• [Problem requirements]
Across all the entries, how many lines hold "JSON"? Answer with that number and nothing else.

(Website and app data records)
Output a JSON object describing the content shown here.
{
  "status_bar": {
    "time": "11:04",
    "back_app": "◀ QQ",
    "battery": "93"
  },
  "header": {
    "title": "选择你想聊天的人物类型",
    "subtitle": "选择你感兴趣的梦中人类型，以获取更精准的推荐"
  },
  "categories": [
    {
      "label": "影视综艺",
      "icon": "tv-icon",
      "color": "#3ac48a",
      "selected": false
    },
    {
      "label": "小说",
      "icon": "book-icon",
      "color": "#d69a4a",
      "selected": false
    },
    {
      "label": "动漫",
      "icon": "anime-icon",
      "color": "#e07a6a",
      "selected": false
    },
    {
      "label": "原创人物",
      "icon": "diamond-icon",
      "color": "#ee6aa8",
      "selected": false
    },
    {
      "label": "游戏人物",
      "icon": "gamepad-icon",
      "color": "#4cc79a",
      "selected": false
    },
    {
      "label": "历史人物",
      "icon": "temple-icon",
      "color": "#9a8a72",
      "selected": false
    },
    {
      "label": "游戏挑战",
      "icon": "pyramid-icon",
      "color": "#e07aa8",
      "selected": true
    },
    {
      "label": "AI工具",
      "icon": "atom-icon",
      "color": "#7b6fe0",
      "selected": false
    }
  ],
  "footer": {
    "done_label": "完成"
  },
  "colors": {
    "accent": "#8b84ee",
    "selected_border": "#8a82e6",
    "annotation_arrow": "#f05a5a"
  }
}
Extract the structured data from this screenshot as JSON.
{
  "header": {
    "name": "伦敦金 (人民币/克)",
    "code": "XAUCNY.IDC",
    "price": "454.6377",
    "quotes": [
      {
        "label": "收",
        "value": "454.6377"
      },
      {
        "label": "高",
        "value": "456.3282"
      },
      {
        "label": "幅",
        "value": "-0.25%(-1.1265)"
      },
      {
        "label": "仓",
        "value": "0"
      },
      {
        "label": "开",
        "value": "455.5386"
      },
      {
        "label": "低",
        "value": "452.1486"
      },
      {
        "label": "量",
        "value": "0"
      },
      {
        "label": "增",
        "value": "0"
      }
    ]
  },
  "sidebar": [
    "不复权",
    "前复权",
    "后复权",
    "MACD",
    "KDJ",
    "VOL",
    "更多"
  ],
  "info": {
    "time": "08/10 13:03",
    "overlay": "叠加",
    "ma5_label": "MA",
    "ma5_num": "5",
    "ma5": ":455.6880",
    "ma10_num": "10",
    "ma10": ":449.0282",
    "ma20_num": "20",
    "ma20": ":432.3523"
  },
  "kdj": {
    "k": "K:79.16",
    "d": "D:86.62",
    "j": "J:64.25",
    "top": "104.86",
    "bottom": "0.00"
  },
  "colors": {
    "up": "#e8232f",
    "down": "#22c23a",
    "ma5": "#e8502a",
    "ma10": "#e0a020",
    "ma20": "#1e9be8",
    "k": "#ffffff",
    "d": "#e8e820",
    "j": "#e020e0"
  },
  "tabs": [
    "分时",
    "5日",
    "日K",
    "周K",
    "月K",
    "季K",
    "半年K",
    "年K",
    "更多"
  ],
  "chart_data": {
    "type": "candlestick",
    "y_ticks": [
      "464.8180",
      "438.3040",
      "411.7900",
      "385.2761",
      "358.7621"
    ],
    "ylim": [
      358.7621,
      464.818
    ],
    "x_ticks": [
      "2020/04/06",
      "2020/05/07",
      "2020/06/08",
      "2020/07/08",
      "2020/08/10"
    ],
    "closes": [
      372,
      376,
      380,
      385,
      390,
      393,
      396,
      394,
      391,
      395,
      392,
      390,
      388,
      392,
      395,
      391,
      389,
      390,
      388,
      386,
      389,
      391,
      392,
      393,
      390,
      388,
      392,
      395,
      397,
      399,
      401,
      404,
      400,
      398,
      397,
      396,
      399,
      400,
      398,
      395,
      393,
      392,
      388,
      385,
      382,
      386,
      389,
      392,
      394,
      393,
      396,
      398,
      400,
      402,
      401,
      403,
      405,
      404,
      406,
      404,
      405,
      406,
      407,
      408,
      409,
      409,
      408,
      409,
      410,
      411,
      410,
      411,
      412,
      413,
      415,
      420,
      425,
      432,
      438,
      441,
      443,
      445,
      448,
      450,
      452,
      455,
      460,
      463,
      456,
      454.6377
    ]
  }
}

• [Finished exercise]
2